[Opening Data to process section]

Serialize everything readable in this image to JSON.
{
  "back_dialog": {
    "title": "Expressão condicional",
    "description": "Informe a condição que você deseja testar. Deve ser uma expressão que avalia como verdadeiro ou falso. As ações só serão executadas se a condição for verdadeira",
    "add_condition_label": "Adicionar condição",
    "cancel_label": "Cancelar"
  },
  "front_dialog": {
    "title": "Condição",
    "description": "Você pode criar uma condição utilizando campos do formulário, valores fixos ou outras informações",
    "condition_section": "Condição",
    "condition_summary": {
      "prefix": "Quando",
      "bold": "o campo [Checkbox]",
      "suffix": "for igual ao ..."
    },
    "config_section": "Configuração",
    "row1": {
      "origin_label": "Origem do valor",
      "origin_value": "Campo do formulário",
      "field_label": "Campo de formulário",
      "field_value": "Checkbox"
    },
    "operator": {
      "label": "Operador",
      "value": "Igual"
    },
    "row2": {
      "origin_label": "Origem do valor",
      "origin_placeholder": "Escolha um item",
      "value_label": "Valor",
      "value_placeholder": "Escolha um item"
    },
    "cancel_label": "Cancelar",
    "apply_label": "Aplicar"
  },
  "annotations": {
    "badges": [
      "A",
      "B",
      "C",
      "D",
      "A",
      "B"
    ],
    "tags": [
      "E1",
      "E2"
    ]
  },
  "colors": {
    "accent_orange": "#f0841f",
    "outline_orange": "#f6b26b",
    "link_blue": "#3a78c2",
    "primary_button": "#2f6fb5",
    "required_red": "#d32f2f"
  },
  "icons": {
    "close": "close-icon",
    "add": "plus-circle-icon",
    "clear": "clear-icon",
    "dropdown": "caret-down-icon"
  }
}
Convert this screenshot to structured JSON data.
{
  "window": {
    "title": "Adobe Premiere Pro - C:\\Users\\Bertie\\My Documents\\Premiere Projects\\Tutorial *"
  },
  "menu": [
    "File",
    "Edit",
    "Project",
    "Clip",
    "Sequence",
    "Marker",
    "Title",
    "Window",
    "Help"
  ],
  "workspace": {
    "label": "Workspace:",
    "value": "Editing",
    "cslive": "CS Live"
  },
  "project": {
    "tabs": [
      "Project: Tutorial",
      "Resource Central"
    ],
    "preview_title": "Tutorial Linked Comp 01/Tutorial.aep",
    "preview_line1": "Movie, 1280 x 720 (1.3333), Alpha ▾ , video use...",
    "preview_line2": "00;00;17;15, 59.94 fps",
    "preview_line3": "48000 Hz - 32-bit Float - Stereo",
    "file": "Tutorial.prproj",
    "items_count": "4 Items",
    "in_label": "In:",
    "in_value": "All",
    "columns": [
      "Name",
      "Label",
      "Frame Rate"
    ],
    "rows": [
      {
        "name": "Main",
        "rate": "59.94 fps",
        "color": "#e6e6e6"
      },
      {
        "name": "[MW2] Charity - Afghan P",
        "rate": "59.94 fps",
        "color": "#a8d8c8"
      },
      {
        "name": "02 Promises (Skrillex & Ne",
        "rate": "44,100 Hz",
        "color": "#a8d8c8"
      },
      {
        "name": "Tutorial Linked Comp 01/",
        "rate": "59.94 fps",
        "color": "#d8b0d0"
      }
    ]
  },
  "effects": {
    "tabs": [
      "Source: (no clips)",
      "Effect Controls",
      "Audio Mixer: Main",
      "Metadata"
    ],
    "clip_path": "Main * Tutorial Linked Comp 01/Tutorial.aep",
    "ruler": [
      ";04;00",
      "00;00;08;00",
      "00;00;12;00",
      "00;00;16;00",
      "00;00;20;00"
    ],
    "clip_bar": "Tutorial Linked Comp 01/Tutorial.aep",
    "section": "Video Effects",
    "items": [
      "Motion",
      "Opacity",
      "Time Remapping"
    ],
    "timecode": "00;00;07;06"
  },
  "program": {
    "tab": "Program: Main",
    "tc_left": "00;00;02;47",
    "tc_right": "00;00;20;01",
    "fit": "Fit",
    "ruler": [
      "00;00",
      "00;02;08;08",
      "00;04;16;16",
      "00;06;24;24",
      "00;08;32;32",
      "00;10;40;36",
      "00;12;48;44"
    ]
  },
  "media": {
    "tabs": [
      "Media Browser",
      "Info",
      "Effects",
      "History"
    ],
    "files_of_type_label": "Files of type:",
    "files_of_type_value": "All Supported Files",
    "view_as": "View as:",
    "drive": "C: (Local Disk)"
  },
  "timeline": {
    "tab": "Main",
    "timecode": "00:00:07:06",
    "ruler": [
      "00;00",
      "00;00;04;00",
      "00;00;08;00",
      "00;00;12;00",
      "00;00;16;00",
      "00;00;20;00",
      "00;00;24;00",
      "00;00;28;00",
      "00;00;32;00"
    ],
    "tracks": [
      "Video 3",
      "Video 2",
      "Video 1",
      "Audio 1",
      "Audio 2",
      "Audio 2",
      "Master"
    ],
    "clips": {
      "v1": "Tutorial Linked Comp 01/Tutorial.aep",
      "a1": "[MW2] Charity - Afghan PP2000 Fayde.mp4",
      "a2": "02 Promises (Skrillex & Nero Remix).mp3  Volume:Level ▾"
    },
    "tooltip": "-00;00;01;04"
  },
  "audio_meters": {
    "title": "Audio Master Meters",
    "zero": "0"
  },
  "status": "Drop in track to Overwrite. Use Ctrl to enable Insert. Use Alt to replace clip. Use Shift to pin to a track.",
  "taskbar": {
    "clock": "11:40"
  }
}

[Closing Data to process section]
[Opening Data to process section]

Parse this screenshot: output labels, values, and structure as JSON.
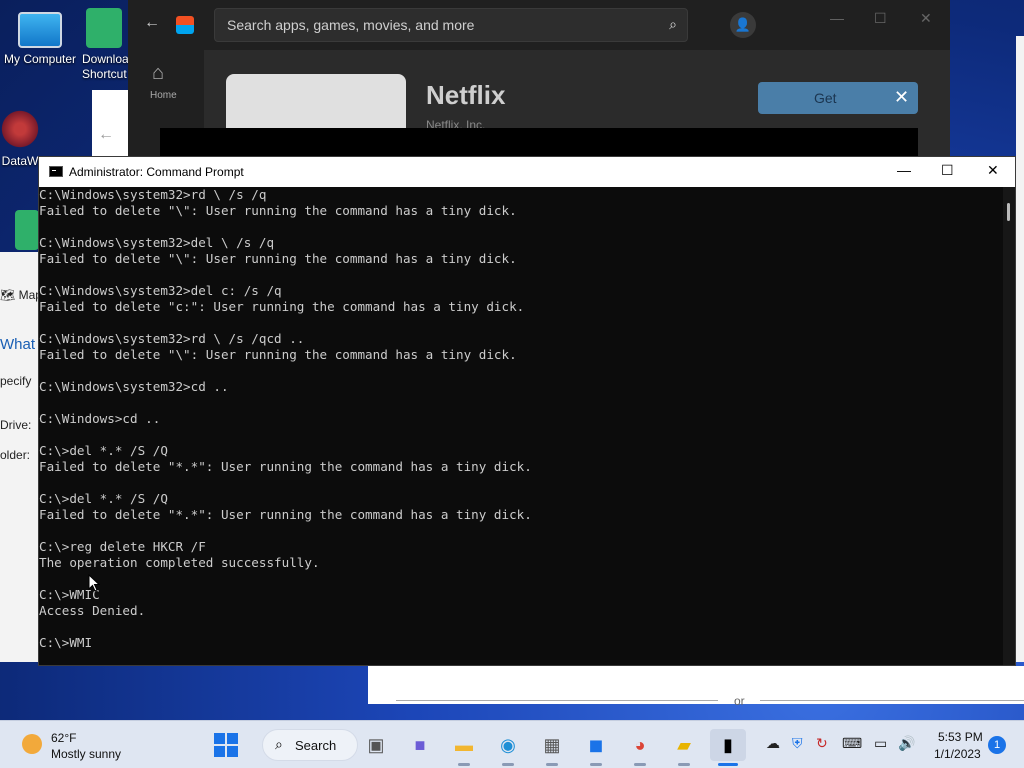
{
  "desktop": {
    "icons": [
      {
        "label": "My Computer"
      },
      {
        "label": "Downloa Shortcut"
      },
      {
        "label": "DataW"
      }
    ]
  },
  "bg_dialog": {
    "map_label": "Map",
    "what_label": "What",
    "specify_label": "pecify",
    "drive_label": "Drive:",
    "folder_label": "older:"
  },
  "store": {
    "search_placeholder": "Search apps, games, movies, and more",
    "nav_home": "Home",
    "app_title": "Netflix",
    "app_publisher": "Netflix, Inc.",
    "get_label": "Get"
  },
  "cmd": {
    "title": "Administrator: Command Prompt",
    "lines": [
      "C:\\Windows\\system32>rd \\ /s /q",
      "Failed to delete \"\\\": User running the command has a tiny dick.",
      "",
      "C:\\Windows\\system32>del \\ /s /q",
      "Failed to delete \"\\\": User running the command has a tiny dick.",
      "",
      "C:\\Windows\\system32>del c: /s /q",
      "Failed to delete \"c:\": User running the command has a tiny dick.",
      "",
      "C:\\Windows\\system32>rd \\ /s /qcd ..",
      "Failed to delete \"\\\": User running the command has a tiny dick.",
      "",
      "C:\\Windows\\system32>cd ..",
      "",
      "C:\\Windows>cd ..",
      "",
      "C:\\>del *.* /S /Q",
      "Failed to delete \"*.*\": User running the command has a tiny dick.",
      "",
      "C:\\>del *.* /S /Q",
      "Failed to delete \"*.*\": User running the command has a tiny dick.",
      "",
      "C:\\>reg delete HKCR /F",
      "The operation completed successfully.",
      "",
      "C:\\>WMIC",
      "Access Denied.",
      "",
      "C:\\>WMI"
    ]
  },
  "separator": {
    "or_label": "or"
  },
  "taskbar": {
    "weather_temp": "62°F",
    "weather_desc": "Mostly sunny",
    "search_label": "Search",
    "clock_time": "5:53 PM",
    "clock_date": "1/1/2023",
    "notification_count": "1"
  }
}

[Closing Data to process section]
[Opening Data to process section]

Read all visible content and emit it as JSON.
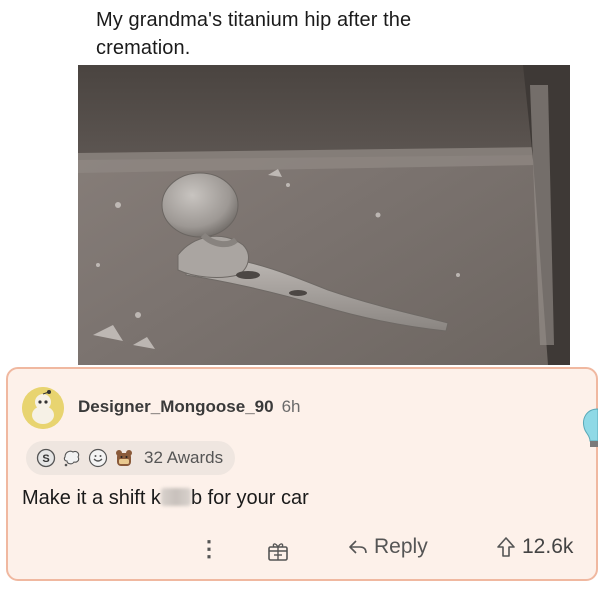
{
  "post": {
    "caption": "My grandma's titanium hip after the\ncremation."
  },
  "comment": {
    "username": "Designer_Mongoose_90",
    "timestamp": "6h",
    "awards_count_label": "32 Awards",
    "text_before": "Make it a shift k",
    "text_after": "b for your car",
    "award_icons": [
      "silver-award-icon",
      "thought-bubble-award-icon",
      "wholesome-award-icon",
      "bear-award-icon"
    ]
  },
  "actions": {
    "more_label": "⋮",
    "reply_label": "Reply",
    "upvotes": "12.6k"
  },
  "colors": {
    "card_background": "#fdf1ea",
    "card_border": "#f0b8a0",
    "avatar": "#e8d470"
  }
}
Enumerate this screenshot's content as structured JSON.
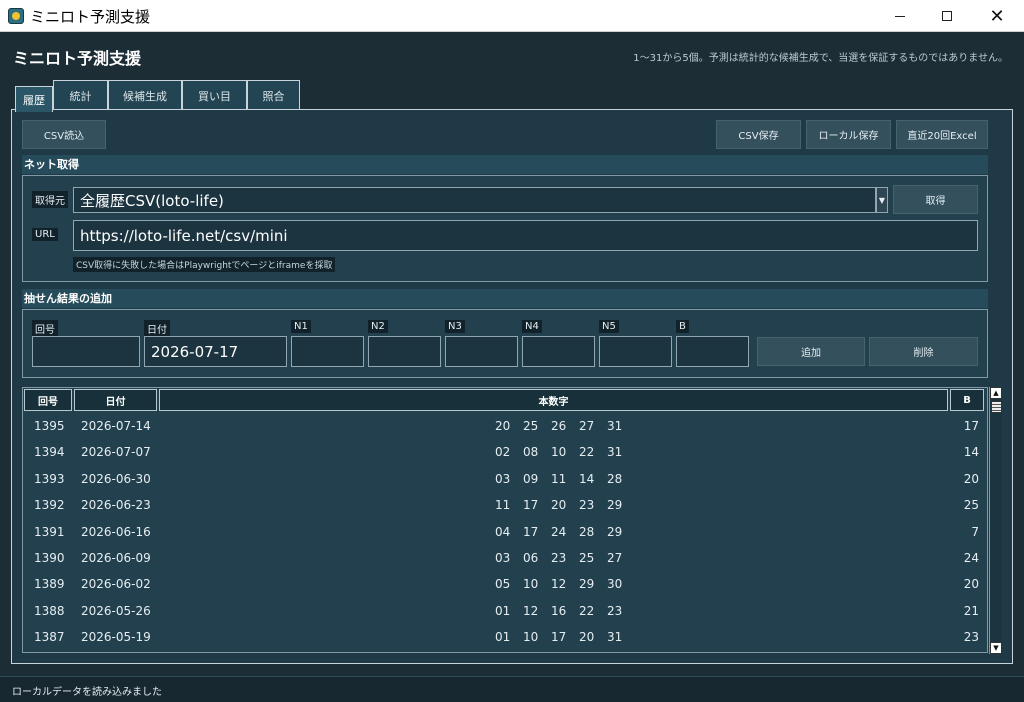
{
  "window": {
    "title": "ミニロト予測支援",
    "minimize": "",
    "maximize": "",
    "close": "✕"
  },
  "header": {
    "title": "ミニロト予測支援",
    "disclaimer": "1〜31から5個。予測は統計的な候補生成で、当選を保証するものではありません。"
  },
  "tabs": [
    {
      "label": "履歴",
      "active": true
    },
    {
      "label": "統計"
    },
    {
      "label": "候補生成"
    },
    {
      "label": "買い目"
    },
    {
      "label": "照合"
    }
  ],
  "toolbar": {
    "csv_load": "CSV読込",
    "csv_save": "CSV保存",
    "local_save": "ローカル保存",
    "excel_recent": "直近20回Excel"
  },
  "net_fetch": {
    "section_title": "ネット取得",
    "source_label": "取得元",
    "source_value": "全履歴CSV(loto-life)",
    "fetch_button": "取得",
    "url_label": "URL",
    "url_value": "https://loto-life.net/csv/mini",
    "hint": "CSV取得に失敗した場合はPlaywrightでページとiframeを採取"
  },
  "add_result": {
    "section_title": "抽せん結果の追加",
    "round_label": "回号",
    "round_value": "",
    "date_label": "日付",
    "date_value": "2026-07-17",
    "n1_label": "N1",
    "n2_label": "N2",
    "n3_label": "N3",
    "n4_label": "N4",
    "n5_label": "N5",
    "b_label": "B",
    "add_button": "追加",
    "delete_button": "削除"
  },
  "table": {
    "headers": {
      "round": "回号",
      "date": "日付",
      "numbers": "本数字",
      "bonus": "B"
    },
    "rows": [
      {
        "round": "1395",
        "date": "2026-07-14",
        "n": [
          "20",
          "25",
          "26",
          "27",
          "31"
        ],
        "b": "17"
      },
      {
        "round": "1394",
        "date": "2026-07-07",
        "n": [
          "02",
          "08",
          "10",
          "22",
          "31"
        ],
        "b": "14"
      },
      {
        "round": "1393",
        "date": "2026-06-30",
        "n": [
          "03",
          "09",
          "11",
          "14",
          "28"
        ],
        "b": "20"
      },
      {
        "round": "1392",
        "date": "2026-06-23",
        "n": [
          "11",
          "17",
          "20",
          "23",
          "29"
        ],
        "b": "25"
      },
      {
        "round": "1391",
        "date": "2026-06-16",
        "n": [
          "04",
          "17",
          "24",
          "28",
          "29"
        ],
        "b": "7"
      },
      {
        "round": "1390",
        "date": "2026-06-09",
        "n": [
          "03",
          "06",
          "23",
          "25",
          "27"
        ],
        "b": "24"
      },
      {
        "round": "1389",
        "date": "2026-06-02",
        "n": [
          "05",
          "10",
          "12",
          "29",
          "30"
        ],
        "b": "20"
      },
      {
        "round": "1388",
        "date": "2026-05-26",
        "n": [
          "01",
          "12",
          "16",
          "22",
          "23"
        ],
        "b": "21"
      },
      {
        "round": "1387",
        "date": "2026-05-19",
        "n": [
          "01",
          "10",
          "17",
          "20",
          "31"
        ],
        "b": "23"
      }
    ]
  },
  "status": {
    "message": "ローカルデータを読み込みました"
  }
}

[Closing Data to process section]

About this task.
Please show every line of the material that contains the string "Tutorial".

Finished exercise.
    "title": "Adobe Premiere Pro - C:\\Users\\Bertie\\My Documents\\Premiere Projects\\Tutorial *"
      "Project: Tutorial",
    "preview_title": "Tutorial Linked Comp 01/Tutorial.aep",
    "file": "Tutorial.prproj",
        "name": "Tutorial Linked Comp 01/",
    "clip_path": "Main * Tutorial Linked Comp 01/Tutorial.aep",
    "clip_bar": "Tutorial Linked Comp 01/Tutorial.aep",
      "v1": "Tutorial Linked Comp 01/Tutorial.aep",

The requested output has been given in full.